TASK TO COMPLETE:
Go through the entries below and work out how many lines include "Glass". Answer with the number only.

· · · · ·

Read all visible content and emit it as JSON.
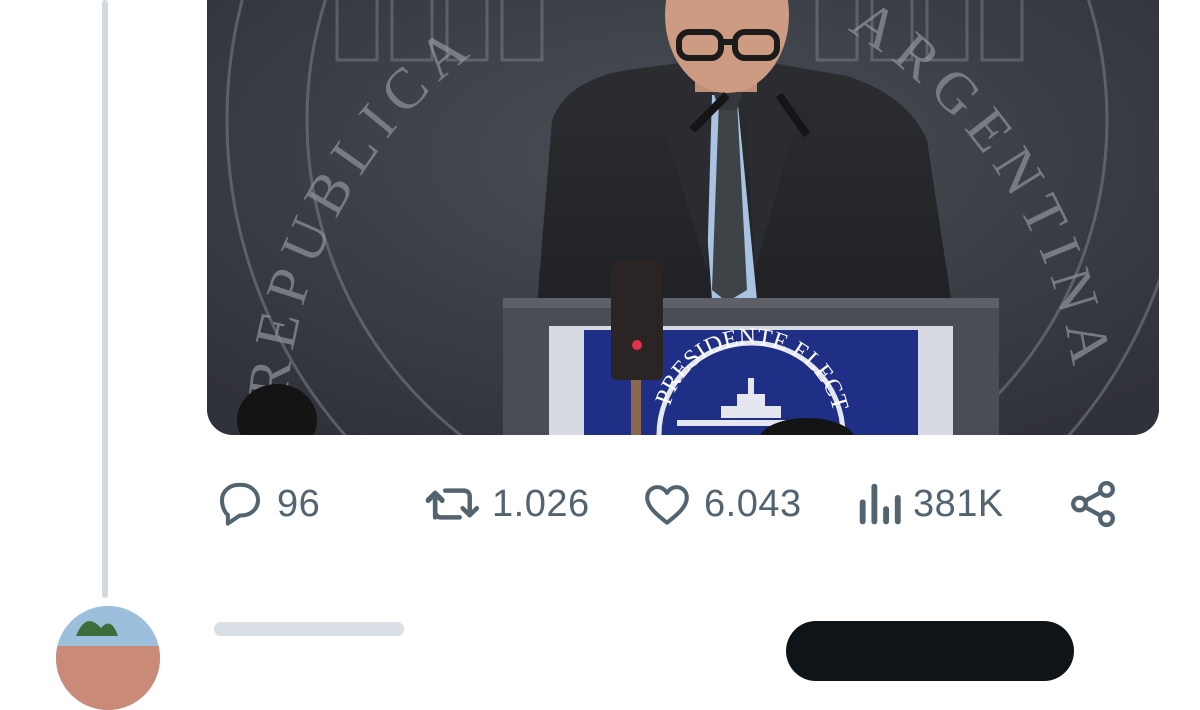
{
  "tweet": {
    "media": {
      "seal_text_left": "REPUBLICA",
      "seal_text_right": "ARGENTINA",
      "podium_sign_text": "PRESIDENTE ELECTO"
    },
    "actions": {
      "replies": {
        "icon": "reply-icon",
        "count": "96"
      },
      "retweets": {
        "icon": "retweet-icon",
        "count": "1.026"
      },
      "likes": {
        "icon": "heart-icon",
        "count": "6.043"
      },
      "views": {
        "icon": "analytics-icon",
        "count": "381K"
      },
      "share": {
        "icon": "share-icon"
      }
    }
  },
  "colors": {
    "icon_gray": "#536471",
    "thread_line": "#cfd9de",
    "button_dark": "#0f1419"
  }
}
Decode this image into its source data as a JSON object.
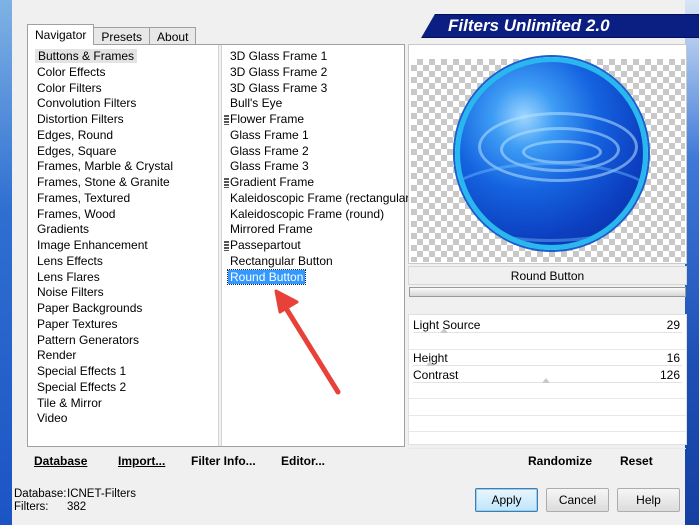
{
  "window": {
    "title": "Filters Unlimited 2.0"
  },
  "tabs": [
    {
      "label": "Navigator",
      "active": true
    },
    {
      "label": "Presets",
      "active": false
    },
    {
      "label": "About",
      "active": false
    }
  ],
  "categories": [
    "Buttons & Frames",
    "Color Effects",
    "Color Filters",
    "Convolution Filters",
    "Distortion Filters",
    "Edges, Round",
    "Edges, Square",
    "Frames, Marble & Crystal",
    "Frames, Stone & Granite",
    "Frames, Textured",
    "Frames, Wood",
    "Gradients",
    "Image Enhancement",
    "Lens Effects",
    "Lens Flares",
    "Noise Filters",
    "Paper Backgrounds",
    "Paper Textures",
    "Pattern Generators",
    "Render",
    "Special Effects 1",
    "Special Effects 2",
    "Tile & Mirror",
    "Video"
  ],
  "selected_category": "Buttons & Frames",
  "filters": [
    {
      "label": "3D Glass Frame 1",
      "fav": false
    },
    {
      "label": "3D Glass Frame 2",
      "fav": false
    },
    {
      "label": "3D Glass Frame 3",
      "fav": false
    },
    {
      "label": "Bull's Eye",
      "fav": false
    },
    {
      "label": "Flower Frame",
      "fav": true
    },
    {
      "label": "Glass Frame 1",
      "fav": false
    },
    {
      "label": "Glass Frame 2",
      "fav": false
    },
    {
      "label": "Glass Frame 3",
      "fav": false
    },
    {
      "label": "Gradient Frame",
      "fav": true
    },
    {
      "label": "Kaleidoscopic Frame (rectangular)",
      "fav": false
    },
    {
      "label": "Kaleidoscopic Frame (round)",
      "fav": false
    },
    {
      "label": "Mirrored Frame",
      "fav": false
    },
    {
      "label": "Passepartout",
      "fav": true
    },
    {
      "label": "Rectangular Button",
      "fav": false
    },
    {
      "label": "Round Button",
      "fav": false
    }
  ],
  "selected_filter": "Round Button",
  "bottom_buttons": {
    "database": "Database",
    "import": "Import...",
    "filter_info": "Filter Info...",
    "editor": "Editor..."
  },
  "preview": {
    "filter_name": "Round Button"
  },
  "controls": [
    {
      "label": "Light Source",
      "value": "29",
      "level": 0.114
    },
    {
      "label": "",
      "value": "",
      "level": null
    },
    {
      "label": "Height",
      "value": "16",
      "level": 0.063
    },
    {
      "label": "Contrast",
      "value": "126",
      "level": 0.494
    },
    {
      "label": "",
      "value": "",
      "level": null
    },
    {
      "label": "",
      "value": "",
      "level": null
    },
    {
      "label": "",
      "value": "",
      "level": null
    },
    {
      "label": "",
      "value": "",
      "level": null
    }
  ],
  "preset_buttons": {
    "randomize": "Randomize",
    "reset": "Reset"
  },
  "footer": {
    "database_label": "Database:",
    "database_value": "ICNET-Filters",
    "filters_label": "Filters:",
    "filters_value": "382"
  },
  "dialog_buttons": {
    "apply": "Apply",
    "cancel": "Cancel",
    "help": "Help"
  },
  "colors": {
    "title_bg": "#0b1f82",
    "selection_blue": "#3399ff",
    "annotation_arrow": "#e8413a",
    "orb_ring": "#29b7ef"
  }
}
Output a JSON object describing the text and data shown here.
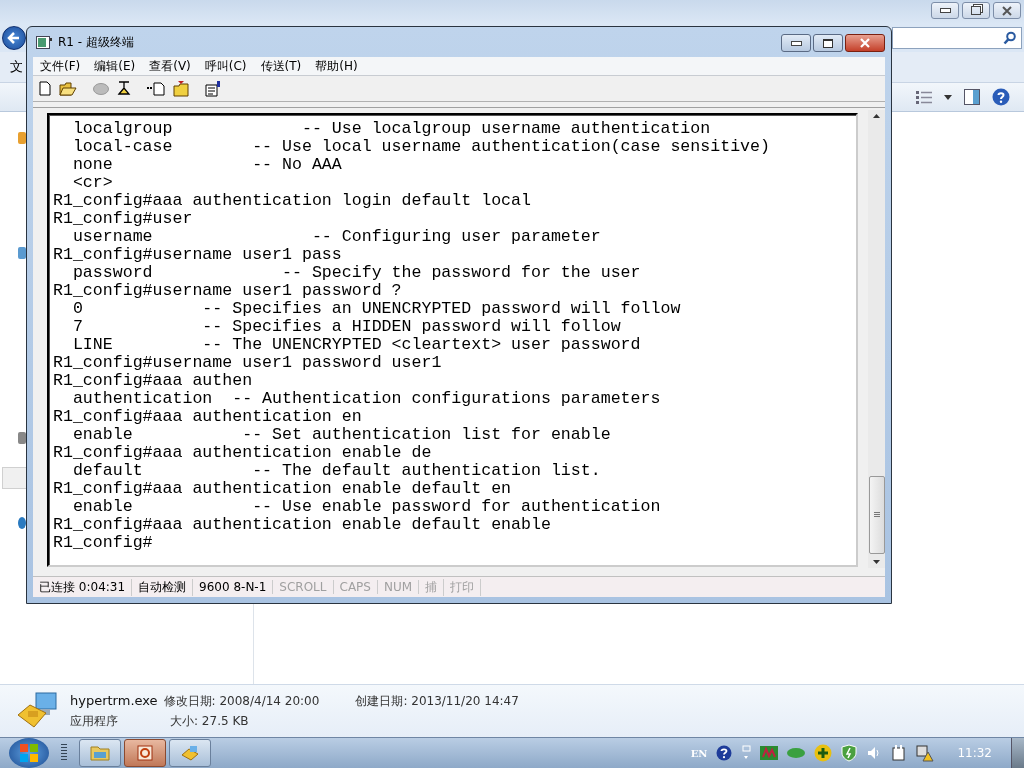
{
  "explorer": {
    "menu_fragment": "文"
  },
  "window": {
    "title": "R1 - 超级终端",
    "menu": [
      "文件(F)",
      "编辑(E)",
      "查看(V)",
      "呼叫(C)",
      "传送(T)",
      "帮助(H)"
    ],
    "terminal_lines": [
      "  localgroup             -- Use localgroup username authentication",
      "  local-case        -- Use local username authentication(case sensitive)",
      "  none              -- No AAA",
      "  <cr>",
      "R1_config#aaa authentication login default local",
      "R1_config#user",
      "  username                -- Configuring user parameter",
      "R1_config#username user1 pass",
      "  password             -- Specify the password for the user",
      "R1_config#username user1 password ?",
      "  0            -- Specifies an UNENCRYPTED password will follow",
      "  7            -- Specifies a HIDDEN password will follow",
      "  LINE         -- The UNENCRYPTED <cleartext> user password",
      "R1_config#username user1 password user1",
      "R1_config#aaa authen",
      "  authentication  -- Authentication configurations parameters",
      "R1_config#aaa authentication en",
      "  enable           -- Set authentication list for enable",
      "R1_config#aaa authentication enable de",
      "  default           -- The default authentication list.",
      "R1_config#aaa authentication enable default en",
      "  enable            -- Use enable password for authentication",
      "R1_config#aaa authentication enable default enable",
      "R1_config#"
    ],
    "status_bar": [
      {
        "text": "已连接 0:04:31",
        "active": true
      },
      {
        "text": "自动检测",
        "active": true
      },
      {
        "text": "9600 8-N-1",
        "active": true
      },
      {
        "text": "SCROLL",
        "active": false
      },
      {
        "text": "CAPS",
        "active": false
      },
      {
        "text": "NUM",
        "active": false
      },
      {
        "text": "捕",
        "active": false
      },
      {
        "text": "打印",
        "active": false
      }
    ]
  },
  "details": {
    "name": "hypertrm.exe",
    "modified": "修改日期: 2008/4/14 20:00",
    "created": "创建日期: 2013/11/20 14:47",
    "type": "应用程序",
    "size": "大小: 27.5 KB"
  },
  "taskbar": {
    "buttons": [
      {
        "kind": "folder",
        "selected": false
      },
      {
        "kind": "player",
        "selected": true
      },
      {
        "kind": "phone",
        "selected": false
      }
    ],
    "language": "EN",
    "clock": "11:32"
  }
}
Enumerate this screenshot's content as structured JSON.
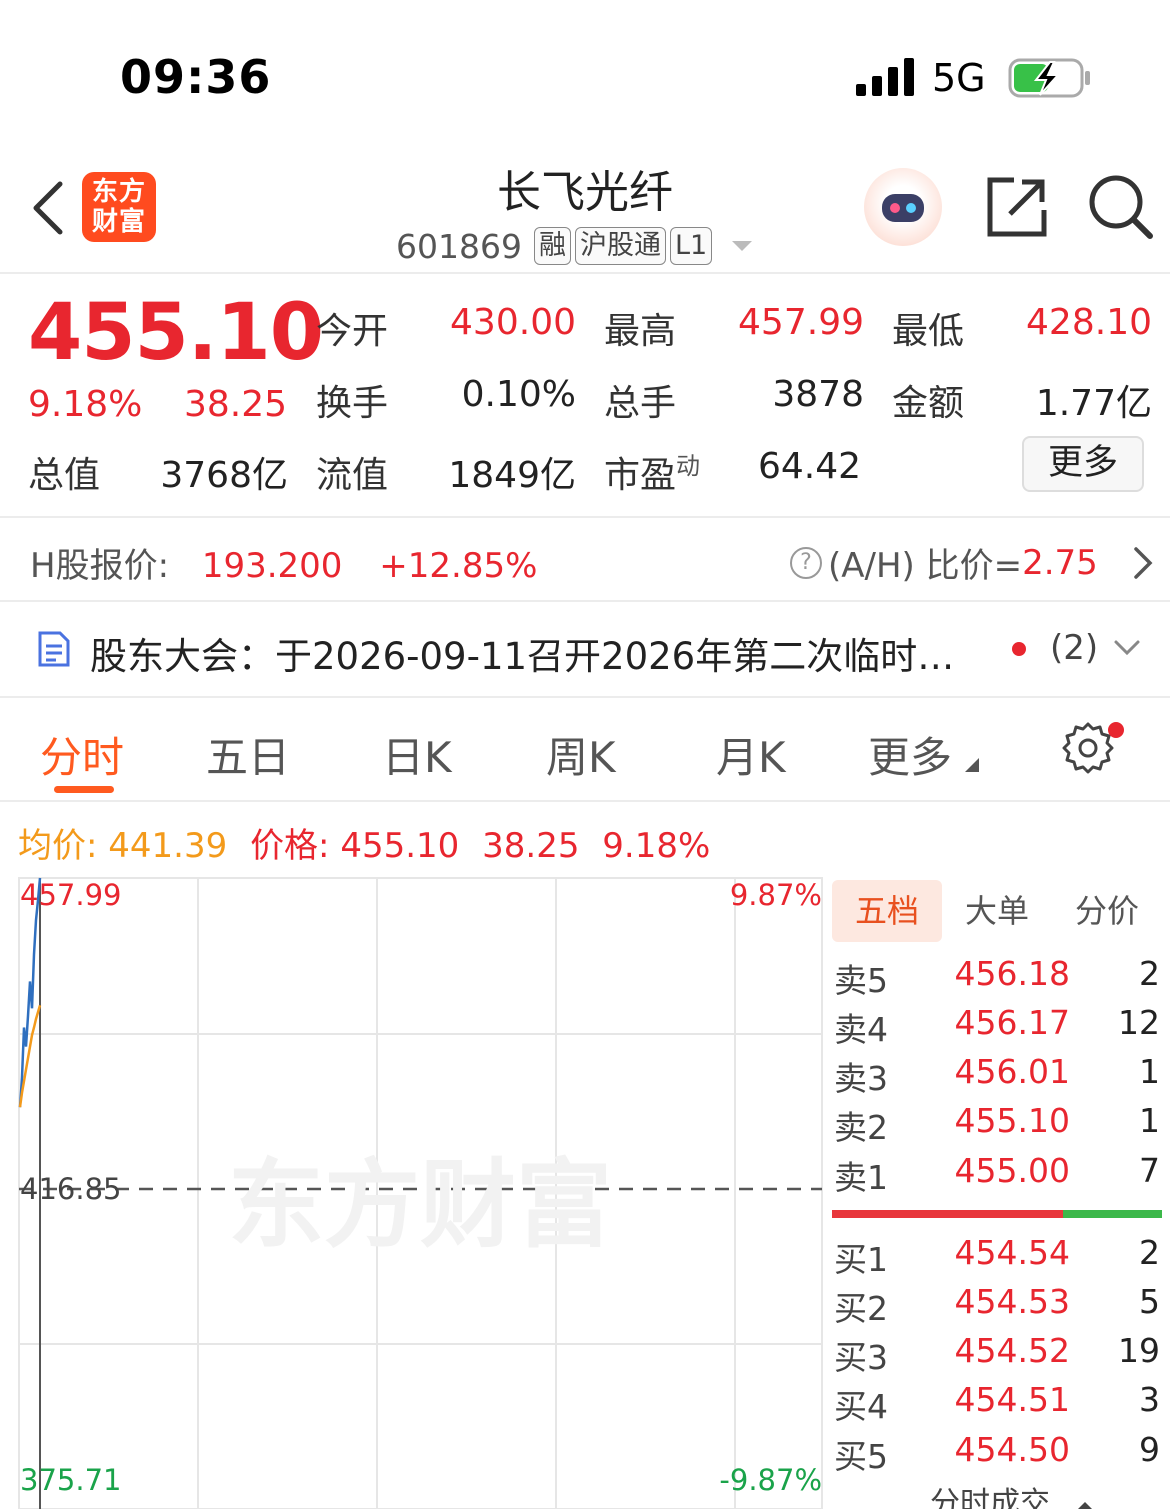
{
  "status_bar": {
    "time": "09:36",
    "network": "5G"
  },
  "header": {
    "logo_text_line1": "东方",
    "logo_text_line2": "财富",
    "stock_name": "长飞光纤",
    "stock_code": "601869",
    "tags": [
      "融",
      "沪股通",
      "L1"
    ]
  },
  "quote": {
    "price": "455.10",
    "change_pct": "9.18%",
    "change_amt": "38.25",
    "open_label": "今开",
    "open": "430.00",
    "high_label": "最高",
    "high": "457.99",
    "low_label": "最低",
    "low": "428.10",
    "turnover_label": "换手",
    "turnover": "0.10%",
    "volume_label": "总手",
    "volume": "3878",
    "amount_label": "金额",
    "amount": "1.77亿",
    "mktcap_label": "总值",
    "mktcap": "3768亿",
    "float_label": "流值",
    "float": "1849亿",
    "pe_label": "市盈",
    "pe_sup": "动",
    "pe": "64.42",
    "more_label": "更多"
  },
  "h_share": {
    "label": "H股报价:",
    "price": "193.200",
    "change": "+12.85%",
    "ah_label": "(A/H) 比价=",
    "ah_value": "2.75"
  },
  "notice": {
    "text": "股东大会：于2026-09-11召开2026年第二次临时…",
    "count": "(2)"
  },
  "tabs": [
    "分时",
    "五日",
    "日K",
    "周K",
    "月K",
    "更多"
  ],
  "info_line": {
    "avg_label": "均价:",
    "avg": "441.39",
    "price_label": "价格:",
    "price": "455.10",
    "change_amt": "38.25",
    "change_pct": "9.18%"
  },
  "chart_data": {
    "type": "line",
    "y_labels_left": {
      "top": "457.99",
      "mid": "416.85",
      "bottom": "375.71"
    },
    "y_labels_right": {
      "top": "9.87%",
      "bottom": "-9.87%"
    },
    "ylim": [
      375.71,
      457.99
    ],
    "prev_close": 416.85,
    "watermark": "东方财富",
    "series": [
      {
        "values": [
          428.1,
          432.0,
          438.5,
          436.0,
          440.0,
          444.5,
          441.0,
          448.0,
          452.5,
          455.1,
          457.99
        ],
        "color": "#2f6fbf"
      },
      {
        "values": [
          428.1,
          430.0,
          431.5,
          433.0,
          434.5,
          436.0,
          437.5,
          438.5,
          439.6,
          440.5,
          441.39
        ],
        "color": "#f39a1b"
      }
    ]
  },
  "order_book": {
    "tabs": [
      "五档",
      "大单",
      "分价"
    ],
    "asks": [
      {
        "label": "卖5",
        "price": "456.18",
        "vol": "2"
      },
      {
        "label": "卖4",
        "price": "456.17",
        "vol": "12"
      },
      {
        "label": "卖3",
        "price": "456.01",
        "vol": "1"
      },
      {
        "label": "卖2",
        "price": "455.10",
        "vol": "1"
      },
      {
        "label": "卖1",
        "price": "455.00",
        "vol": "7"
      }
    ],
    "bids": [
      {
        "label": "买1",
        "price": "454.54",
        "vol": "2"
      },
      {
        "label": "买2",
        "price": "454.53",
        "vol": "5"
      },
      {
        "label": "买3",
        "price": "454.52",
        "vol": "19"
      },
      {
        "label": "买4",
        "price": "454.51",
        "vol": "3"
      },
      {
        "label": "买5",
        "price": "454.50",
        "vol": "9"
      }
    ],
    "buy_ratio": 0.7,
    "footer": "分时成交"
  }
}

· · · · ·

ANSWER SPACE:
6